When I first started at Emory, I anticipated that I would commit a large portion of my time to the lab studying HIV diagnostics. However, during this time I was also working with pediatric HIV patients — not only providing their HIV care but also working as their general pediatrician. I was working with entire families that were living with and affected by HIV — and at the time it was a devastating illness. I came to recognize that I really much preferred to be seeing patients every day and working in a field that was, and still is, advancing rapidly.

Over time, I have also recognized the power of vaccines. During my residency there was always a child in the hospital with pneumococcal meningitis, and now, with vaccines against pneumococcus, we rarely see this. This is true for so many vaccine-preventable illnesses. Advances in the field can really lead toward good health for our patients — and for the general public.

What do you consider to be your biggest achievement?

I value being able to establish strong relationships with patients and their families over a long period of time. And I hope that my colleagues and I have had a positive impact on their health overall. My most fun achievement is being the medical director of Camp High Five, a camp for kids affected by HIV in Georgia that we started in 2000. I enjoy going back each year to see the counselors that I once held as infants and their families.

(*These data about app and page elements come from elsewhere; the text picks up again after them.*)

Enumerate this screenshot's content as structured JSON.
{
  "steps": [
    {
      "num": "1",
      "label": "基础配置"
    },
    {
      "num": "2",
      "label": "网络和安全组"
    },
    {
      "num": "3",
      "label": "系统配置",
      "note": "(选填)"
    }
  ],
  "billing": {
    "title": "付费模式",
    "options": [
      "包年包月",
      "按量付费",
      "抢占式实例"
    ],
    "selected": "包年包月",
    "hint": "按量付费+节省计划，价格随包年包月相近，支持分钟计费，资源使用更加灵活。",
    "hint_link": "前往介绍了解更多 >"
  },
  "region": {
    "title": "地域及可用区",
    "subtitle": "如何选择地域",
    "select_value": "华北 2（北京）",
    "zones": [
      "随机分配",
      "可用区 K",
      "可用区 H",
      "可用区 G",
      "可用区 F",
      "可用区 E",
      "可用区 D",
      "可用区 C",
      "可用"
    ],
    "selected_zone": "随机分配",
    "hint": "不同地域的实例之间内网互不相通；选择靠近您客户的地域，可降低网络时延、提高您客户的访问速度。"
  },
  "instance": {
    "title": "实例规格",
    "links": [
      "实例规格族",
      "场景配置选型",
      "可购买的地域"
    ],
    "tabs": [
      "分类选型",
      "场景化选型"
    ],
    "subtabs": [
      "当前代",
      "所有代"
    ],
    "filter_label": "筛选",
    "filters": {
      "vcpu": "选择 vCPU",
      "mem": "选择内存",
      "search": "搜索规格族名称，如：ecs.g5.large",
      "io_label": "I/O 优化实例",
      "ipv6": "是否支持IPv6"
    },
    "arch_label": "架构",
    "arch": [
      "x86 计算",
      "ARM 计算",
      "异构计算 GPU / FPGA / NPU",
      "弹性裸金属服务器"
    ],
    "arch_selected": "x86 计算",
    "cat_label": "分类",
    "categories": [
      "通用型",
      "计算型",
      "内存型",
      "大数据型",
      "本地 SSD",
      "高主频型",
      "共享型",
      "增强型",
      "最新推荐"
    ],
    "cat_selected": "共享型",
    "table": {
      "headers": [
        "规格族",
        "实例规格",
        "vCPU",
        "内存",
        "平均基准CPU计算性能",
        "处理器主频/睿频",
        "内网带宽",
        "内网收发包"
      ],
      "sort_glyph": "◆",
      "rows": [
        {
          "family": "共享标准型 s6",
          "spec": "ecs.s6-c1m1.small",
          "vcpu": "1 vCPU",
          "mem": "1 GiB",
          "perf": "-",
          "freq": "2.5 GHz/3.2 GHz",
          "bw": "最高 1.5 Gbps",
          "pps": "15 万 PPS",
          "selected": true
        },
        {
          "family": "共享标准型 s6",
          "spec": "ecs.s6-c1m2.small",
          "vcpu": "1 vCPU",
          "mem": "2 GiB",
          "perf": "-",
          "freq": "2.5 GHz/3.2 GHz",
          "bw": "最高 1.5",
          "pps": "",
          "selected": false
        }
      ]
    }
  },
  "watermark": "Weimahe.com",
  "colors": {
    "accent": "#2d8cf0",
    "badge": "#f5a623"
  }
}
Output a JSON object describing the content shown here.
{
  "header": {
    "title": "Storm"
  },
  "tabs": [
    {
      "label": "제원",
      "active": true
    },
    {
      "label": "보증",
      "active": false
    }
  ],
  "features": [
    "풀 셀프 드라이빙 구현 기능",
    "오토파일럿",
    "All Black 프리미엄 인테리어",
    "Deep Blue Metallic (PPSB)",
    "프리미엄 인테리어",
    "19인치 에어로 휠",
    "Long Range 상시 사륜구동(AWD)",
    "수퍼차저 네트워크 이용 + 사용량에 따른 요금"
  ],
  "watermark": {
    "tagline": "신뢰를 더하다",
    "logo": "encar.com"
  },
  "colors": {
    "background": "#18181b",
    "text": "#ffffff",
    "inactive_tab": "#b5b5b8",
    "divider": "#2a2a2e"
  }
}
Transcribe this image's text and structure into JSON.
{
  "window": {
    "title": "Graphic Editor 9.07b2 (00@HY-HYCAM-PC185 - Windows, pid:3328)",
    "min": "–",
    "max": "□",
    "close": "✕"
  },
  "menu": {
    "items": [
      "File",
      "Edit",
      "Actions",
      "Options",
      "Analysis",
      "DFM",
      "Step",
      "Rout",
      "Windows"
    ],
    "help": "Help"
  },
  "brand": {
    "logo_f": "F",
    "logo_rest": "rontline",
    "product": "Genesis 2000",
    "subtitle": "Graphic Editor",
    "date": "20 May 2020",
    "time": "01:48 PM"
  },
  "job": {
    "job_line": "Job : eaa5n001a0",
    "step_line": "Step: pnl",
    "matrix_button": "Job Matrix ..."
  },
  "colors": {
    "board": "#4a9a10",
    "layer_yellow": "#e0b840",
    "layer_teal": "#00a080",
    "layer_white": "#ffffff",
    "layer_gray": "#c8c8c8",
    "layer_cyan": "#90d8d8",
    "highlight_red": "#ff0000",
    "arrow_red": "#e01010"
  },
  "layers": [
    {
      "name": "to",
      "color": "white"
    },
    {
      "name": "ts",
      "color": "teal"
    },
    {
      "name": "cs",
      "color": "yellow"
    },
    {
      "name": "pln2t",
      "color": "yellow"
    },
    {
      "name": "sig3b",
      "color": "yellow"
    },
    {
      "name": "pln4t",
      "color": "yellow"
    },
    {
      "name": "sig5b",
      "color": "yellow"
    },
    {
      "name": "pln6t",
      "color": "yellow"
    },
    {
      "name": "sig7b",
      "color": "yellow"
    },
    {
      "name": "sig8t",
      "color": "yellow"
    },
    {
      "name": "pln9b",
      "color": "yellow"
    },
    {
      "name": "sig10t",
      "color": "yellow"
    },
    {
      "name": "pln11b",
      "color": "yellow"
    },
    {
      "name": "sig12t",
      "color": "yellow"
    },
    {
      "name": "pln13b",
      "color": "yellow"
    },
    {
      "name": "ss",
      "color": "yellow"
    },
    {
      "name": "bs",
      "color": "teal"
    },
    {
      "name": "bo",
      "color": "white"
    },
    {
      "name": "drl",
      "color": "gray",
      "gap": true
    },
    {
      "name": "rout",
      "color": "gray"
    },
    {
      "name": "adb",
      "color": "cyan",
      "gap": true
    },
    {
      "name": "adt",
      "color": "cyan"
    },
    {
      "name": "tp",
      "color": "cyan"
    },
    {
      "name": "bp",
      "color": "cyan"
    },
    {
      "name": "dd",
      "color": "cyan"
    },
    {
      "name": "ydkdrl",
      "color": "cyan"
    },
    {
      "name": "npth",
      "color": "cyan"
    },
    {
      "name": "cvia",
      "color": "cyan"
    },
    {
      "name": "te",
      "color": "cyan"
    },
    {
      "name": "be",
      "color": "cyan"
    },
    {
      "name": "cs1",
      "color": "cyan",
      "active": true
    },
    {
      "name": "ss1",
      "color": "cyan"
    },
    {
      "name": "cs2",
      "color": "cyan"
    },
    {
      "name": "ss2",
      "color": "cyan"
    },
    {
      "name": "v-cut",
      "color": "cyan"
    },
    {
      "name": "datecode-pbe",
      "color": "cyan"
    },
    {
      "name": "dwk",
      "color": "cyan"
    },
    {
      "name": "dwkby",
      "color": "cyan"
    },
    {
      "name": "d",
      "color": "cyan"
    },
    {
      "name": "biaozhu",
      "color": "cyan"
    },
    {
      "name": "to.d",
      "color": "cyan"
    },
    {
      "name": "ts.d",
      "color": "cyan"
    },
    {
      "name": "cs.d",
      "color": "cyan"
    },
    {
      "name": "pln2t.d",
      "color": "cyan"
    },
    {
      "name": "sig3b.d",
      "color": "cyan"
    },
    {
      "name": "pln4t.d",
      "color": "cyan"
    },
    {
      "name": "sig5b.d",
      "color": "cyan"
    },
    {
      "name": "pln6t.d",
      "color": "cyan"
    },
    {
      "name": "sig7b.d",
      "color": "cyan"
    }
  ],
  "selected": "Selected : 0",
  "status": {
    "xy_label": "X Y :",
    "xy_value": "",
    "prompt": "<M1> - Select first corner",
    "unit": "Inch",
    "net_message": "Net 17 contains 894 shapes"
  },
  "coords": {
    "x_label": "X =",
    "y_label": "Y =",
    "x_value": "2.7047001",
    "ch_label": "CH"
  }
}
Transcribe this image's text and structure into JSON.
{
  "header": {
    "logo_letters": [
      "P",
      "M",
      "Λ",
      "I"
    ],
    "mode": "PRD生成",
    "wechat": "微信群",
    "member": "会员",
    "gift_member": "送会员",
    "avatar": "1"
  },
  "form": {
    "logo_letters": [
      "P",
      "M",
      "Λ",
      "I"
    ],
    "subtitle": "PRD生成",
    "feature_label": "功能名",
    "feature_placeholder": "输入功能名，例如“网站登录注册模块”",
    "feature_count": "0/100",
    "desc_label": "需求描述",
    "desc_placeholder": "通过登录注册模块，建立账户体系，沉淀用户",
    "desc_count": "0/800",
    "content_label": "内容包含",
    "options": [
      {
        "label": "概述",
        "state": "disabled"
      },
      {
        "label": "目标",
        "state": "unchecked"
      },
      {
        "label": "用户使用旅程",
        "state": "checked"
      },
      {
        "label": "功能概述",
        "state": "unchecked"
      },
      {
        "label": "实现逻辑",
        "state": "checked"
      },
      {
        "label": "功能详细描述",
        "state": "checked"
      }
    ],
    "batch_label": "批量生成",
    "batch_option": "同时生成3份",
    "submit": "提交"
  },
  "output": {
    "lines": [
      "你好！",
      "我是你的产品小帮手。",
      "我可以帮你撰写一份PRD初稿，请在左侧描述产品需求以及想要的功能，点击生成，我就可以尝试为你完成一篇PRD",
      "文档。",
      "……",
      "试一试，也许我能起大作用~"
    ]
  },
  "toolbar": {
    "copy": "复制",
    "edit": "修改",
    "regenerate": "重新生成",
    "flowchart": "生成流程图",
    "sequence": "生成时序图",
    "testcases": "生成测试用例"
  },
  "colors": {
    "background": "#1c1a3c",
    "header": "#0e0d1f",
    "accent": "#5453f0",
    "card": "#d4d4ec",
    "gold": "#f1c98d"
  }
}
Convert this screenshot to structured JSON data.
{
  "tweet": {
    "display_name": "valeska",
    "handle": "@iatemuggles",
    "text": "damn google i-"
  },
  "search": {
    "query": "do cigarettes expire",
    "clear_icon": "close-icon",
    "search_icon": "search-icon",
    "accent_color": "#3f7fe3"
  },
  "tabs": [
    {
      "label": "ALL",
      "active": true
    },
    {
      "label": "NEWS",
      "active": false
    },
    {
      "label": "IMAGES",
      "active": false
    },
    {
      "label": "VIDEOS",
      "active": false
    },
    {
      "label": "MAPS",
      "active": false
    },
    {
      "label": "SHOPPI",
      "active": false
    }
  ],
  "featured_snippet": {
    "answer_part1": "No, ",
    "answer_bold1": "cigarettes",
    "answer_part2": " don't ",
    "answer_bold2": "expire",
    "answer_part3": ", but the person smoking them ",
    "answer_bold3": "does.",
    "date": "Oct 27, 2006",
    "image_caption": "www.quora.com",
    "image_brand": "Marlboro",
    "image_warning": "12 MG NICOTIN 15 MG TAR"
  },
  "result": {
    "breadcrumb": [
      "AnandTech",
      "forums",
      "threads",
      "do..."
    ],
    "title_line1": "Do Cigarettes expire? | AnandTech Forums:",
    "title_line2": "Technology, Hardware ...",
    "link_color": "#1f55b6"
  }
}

What has been your largest obstacle to overcome?

The misinformation around COVID-19 was magnitudes greater than any of us anticipated, and it was greater than what we encountered around HIV. A major obstacle was trying to speak about the facts in a setting where not everyone was going to hear and apply them. I learned that I should start my community talks by establishing my expertise. I would state that I have over 30 years of experience working with viruses, both in the lab and as vectors of disease. I have experience working in vaccine trials and know how to interpret the data. Then people had to decide whether to accept the information or not.

What advice would you offer to new physicians just starting out?

I advise new physicians to seek out mentors, continually ask questions, and see if there is an area of interest that really fits them. If a physician finds that there is a career path that would work better for them once they have started, they shouldn’t be afraid to explore and change. Fortunately, these days there are opportunities for students to shadow physicians. When I was in the lab as an undergraduate student, I had the opportunity to shadow my preceptor, a physician-investigator. That one day in the clinic really shaped the path I took toward the MD/PhD program. I saw what was possible. The University of Wisconsin is full of extraordinary people and opportunities for students as well as new physicians. It has a collegial and collaborative atmosphere, and I have been able to thrive in it. I have had the support of many faculty and colleagues here throughout this journey.

Do you have specific plans for your retirement?

I am not fully ready to stop being a clinician. I have always been interested in traveling and being a locum tenens physician, so now is the time. I will have the opportunity to see different parts of the country and different health care systems, and as an ID physician encounter different organisms. I will be able to commit some more of my time to volunteer activities and to a couple of the boards that I sit on. I also look forward to having more time with my extended family and further developing some of my musical interests. You just may see me playing my harp in the atrium someday.

Photo by Bob Gordon/Department of Pediatrics